Michael Kun Quoted in “Supreme Court Rules Companies Don’t Have to Pay Employees for Time Spent in Security Screening”


Michael S. Kun, Member of the Firm in the Labor and Employment practice, in the firm's Los Angeles office, was quoted in LXBN, in “Supreme Court Rules Companies Don’t Have to Pay Employees for Time Spent in Security Screening,” by Zosha Millman.

Following is an excerpt:

As Michael Kun remarks in a post for Wage & Hour Defense Blog, SCOTUS found that it was in the interpretation of this that the 9th Circuit went wrong:

The Court cited an early Department of Labor opinion in interpreting the Portal-to-Portal Act in 1951, which was what the 9th Circuit cited when they ruled in favor of the workers. In the opinion, the Department drew no distinction between pre-shift searches for “items which have a direct bearing on the safety of the employees,” and post-shift searches, which were done “for the purpose of preventing theft.” It also found that neither search was compensable under the Portal-to-Portal Act.

Where the Ninth Circuit erred, according to the Court, was in focusing on whether an employer “required” a particular activity.

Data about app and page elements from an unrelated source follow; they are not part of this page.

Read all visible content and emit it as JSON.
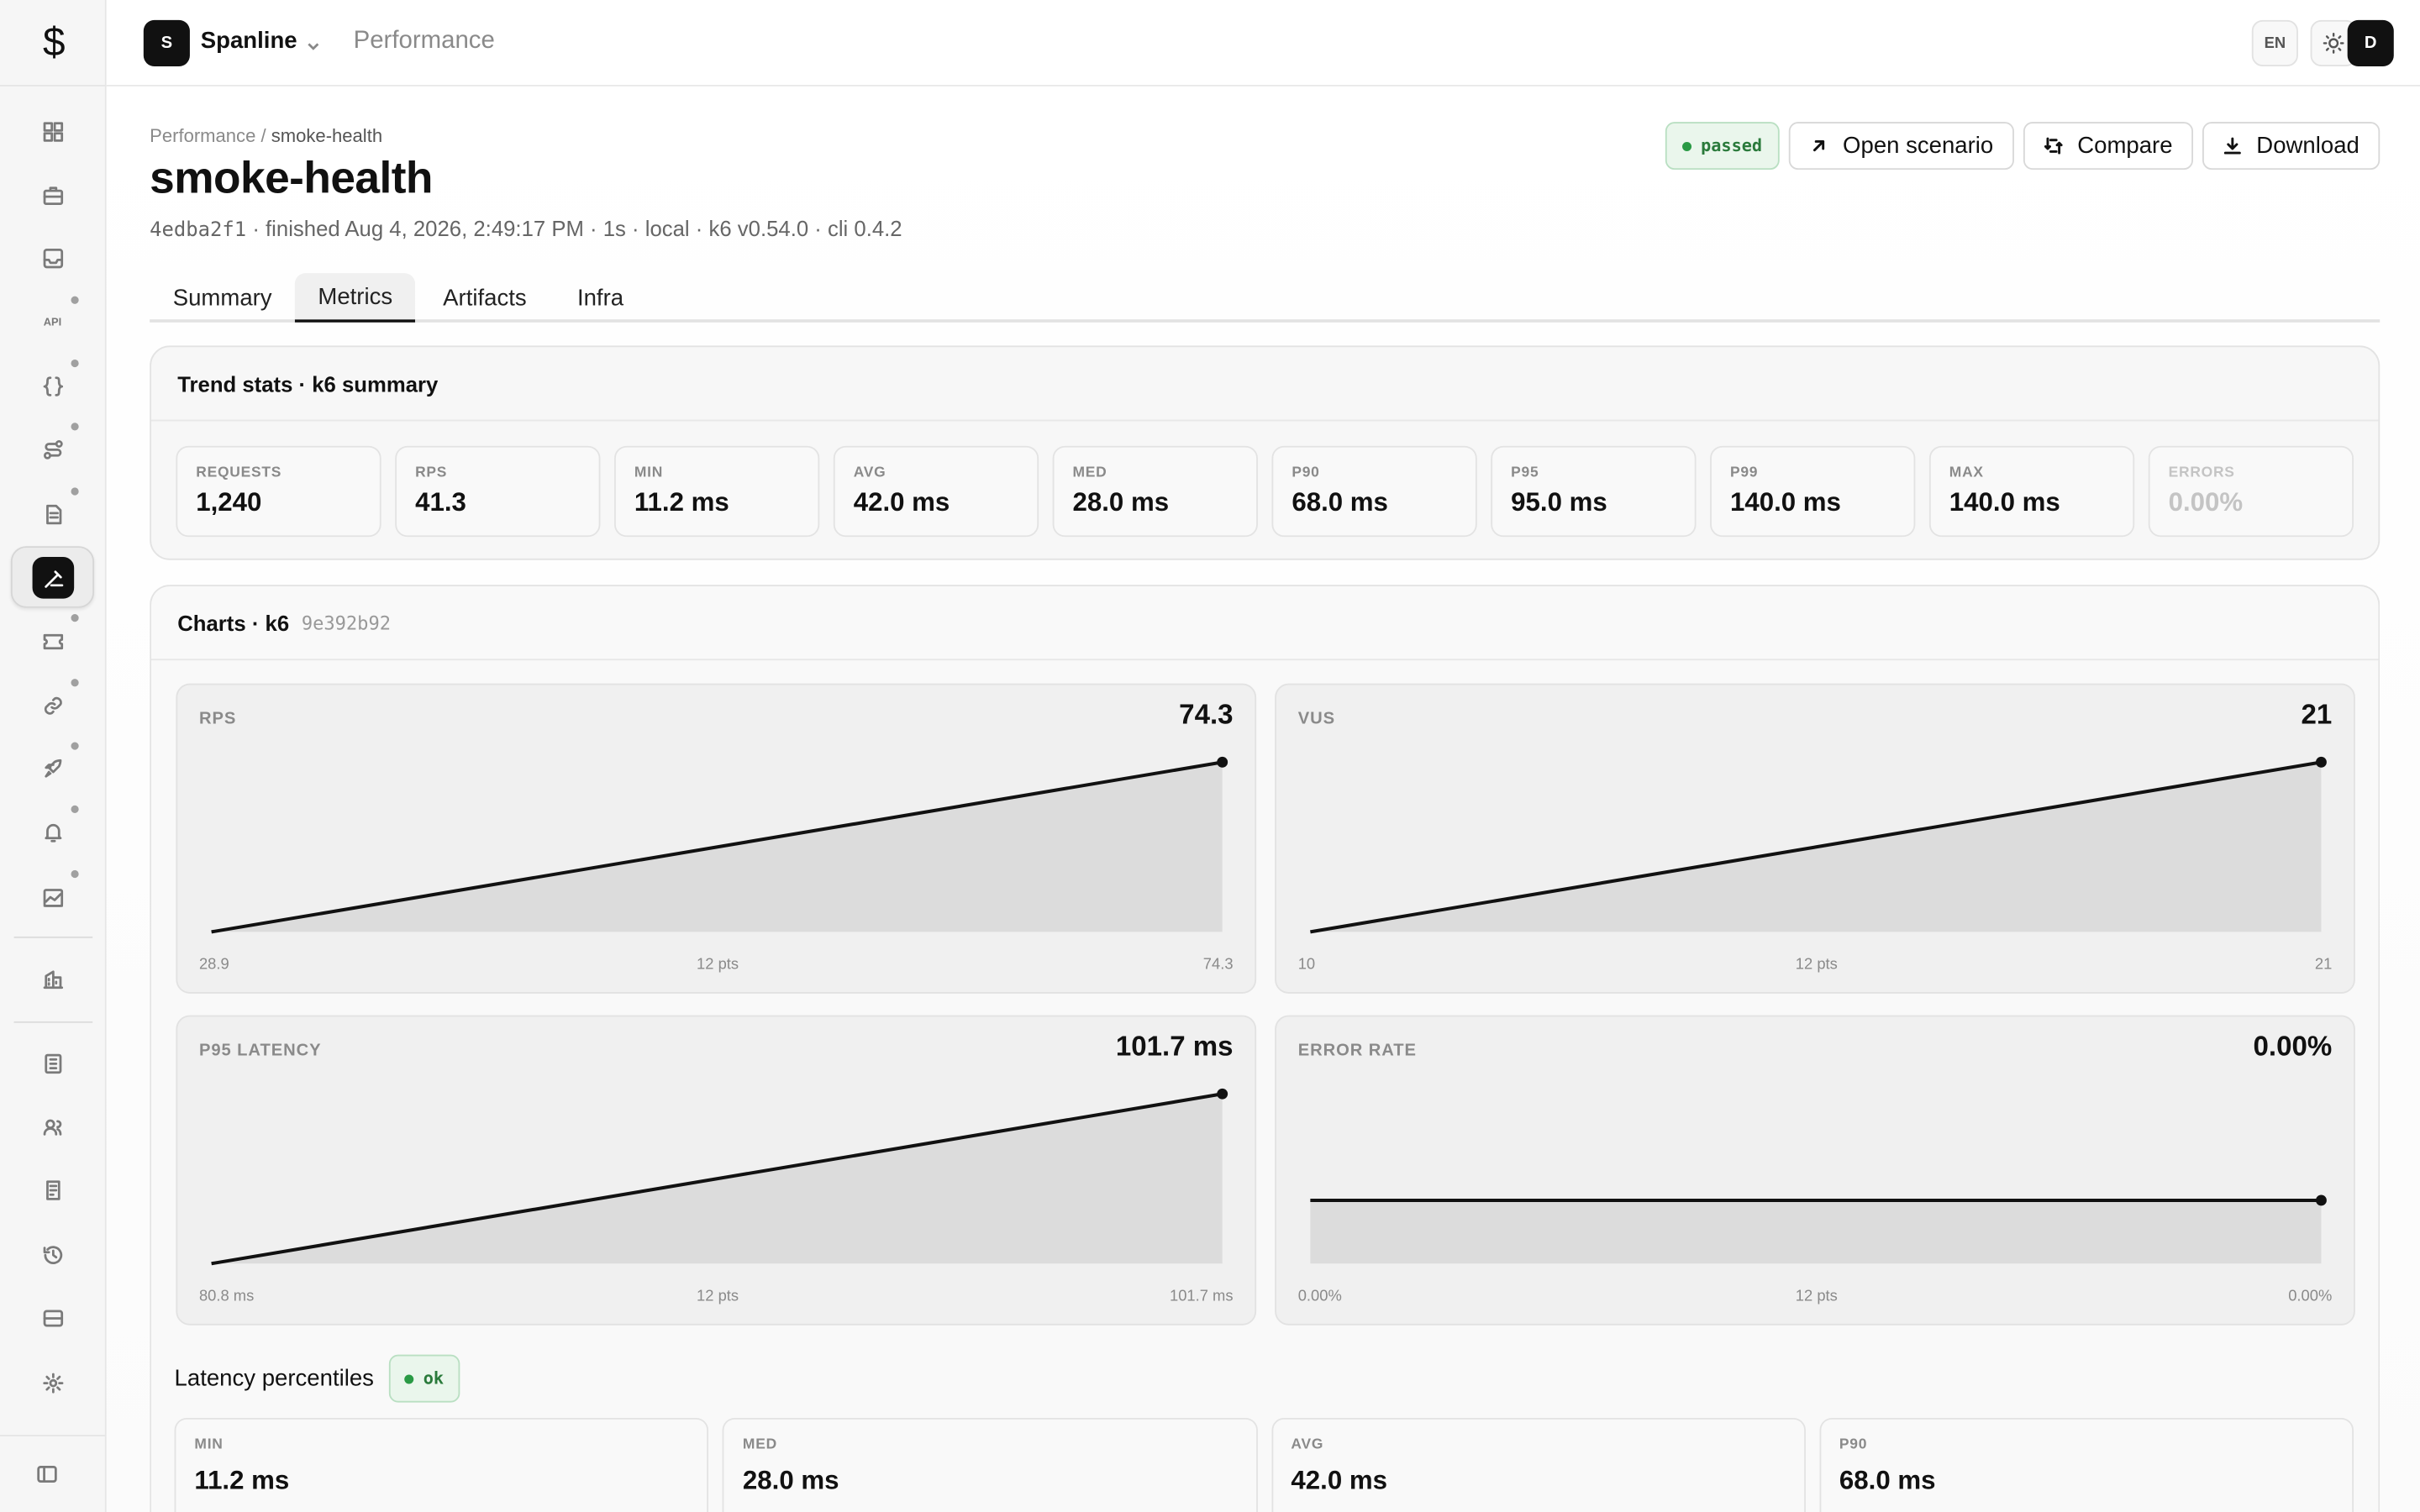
{
  "app": {
    "logo": "$",
    "workspace_initial": "S",
    "workspace": "Spanline",
    "section": "Performance"
  },
  "topbar": {
    "lang": "EN",
    "avatar": "D"
  },
  "sidebar": {
    "items": [
      {
        "name": "dashboard",
        "icon": "grid-icon"
      },
      {
        "name": "briefcase",
        "icon": "briefcase-icon"
      },
      {
        "name": "inbox",
        "icon": "inbox-icon"
      },
      {
        "name": "api",
        "icon": "api-icon",
        "label": "API"
      },
      {
        "name": "code",
        "icon": "braces-icon"
      },
      {
        "name": "workflow",
        "icon": "route-icon"
      },
      {
        "name": "docs",
        "icon": "file-icon"
      },
      {
        "name": "performance",
        "icon": "gauge-icon",
        "active": true
      },
      {
        "name": "tickets",
        "icon": "ticket-icon"
      },
      {
        "name": "links",
        "icon": "link-icon"
      },
      {
        "name": "deploy",
        "icon": "rocket-icon"
      },
      {
        "name": "alerts",
        "icon": "bell-icon"
      },
      {
        "name": "analytics",
        "icon": "chart-icon"
      },
      {
        "name": "buildings",
        "icon": "building-icon"
      },
      {
        "name": "ledger",
        "icon": "ledger-icon"
      },
      {
        "name": "users",
        "icon": "users-icon"
      },
      {
        "name": "reports",
        "icon": "report-icon"
      },
      {
        "name": "history",
        "icon": "history-icon"
      },
      {
        "name": "storage",
        "icon": "storage-icon"
      },
      {
        "name": "settings",
        "icon": "gear-icon"
      },
      {
        "name": "collapse",
        "icon": "sidebar-toggle-icon"
      }
    ]
  },
  "page": {
    "crumb_parent": "Performance",
    "crumb_sep": "/",
    "crumb_current": "smoke-health",
    "title": "smoke-health",
    "meta_hash": "4edba2f1",
    "meta_rest": " · finished Aug 4, 2026, 2:49:17 PM · 1s · local · k6 v0.54.0 · cli 0.4.2",
    "status": "passed",
    "actions": {
      "open": "Open scenario",
      "compare": "Compare",
      "download": "Download"
    },
    "tabs": [
      "Summary",
      "Metrics",
      "Artifacts",
      "Infra"
    ]
  },
  "trend": {
    "title": "Trend stats · k6 summary",
    "stats": [
      {
        "label": "REQUESTS",
        "value": "1,240"
      },
      {
        "label": "RPS",
        "value": "41.3"
      },
      {
        "label": "MIN",
        "value": "11.2 ms"
      },
      {
        "label": "AVG",
        "value": "42.0 ms"
      },
      {
        "label": "MED",
        "value": "28.0 ms"
      },
      {
        "label": "P90",
        "value": "68.0 ms"
      },
      {
        "label": "P95",
        "value": "95.0 ms"
      },
      {
        "label": "P99",
        "value": "140.0 ms"
      },
      {
        "label": "MAX",
        "value": "140.0 ms"
      },
      {
        "label": "ERRORS",
        "value": "0.00%"
      }
    ]
  },
  "charts": {
    "title": "Charts · k6",
    "hash": "9e392b92",
    "cards": [
      {
        "label": "RPS",
        "value": "74.3",
        "axis_min": "28.9",
        "axis_mid": "12 pts",
        "axis_max": "74.3",
        "start": 28.9,
        "end": 74.3
      },
      {
        "label": "VUS",
        "value": "21",
        "axis_min": "10",
        "axis_mid": "12 pts",
        "axis_max": "21",
        "start": 10,
        "end": 21
      },
      {
        "label": "P95 LATENCY",
        "value": "101.7 ms",
        "axis_min": "80.8 ms",
        "axis_mid": "12 pts",
        "axis_max": "101.7 ms",
        "start": 80.8,
        "end": 101.7
      },
      {
        "label": "ERROR RATE",
        "value": "0.00%",
        "axis_min": "0.00%",
        "axis_mid": "12 pts",
        "axis_max": "0.00%",
        "start": 0,
        "end": 0
      }
    ]
  },
  "latency": {
    "title": "Latency percentiles",
    "status": "ok",
    "items": [
      {
        "label": "MIN",
        "value": "11.2 ms"
      },
      {
        "label": "MED",
        "value": "28.0 ms"
      },
      {
        "label": "AVG",
        "value": "42.0 ms"
      },
      {
        "label": "P90",
        "value": "68.0 ms"
      }
    ]
  }
}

As the Court explained, “If the test could be satisfied merely by the fact that an employer required the activity, it would sweep into ‘principal activities’ the very activities that the Portal-to-Portal Act was designed to address.”

Not unimportantly, the Court also rejected the argument that the time spent in security screenings became compensable because Integrity Staffing could have reduced the time considerably such that it was a de minimis amount: “The fact that an employer could conceivably reduce the time spent by employees on any preliminary or postliminary activity does not change the nature of the activity or its relationship to the principal activities that an employee is employed to perform.”